Business rates explained

Business rates are a local tax paid by the occupiers of all non-domestic/business property, in the same way that Council Tax is a tax on domestic property.

You’ll probably have to pay business rates on any property not used as a home. This includes shops, offices, pubs, warehouses and factories.

The Valuation Office Agency (VOA) sets the rateable value of business premises by using property details such as rental information. A property’s rateable value is an assessment of the annual rent the property would rent for if it were available to let on the open market at a fixed valuation date.

Until 31 March 2017, the rateable values were based on a valuation date of 1 April 2008.

From 1 April 2017, the rateable values are based on the valuation date of 1 April 2015.

You can find out the current rateable value of any business premises by visiting the VOA website.

The valuation officer may change the rateable value if circumstances change.
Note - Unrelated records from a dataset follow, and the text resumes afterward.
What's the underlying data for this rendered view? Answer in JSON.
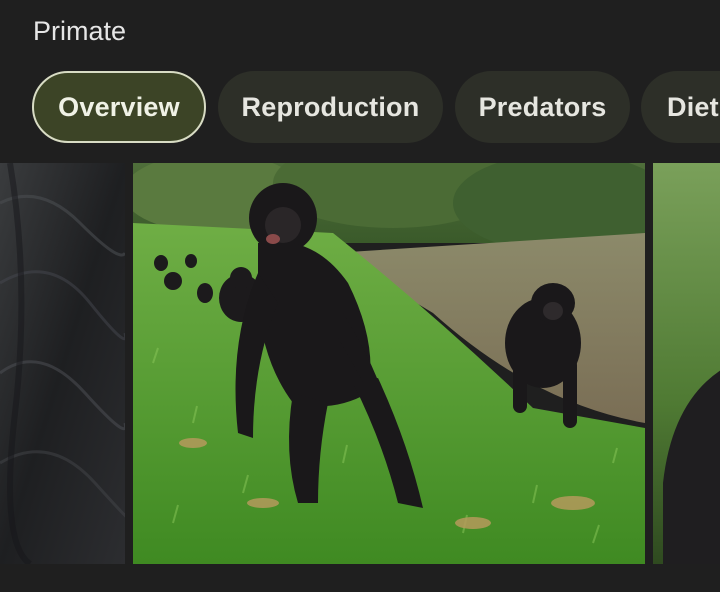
{
  "header": {
    "subtitle": "Primate"
  },
  "tabs": [
    {
      "label": "Overview",
      "selected": true
    },
    {
      "label": "Reproduction",
      "selected": false
    },
    {
      "label": "Predators",
      "selected": false
    },
    {
      "label": "Diet",
      "selected": false
    }
  ],
  "colors": {
    "background": "#1f1f1f",
    "chip": "#2d2f28",
    "chip_active": "#3c4426",
    "chip_active_border": "#d8dcc4"
  }
}
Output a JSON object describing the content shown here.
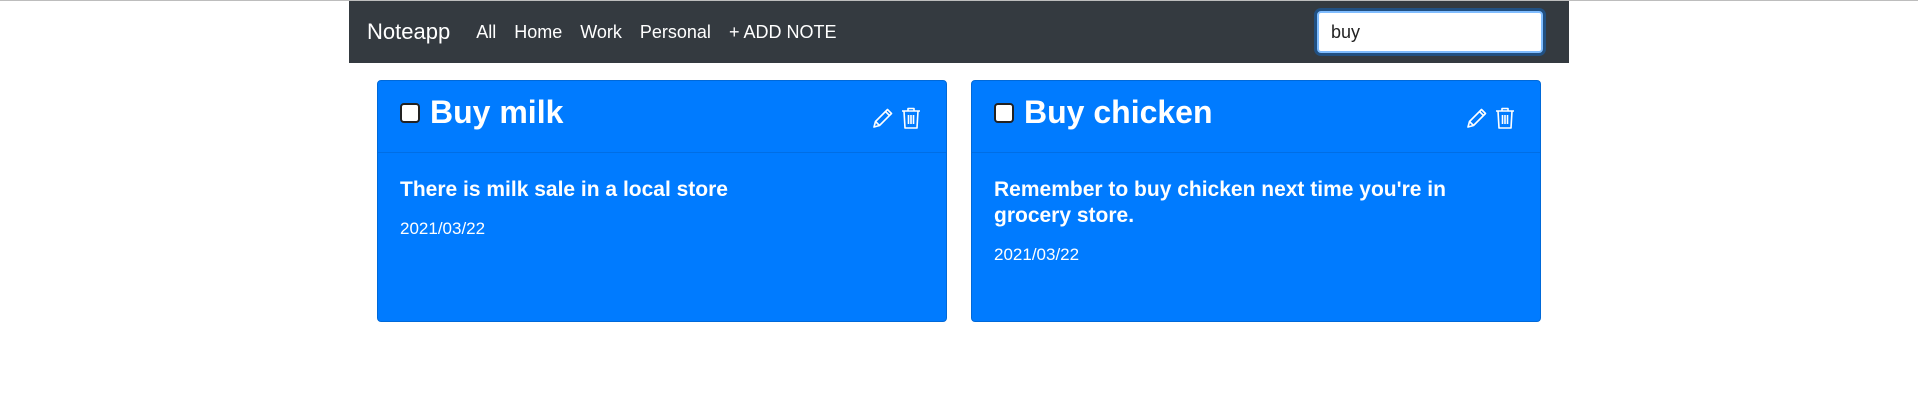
{
  "navbar": {
    "brand": "Noteapp",
    "links": [
      "All",
      "Home",
      "Work",
      "Personal",
      "+ ADD NOTE"
    ],
    "search_value": "buy",
    "background": "#343a40"
  },
  "notes": [
    {
      "title": "Buy milk",
      "text": "There is milk sale in a local store",
      "date": "2021/03/22",
      "checked": false
    },
    {
      "title": "Buy chicken",
      "text": "Remember to buy chicken next time you're in grocery store.",
      "date": "2021/03/22",
      "checked": false
    }
  ],
  "colors": {
    "card": "#007bff",
    "text": "#ffffff"
  },
  "icons": {
    "edit": "pencil-icon",
    "delete": "trash-icon"
  }
}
The ratepayer (and certain others who have an interest in the property) can appeal against the value shown in the list if they believe it is wrong.

If you disagree with your property’s business rates valuation you can appeal.

We can only backdate any business rates rebate to the date from which any change to the list is to have effect.

How we calculate the rates

We work out the business rates bill by multiplying the rateable value of the property by the relevant multiplier.

There are 2 multipliers: the standard non-domestic rating multiplier and the small business non-domestic rating multiplier. The standard non-domestic rating multiplier is higher to pay for the Small Business Rate Relief Scheme.

The Government sets the multipliers for each financial year for the whole of England. The multipliers change each year in line with inflation and take account of the cost of Small Business Rate Relief.

From 1 April 2017 the small business multiplier applies to businesses with a rateable value of less than £51,000. As an example, the rates for a shop with a rateable value of 15,000 for 2017/18 would be 15,000 x 0.466 = £6,990.

For a shop with the rateable value of £52,000 we use the higher multiplier for example £52,000 x0.479 = £24,908

The current and historical multipliers can be found on the business rates on gov.uk.

Revaluation

The Valuation Office Agency (VOA) adjusts the rateable value of business properties to reflect changes in the property market. It usually happens every 5 years and the most recent revaluation came into effect on 1 April 2017.

Transitional relief

Transitional relief limits how much your bill can change each year because of revaluation. Any changes to your bill are gradual if you’re eligible.

You’ll get transitional relief if your:

  • property is in England
  • rates go up or down by more than a certain amount

The business rates section on gov.uk has current information on this relief.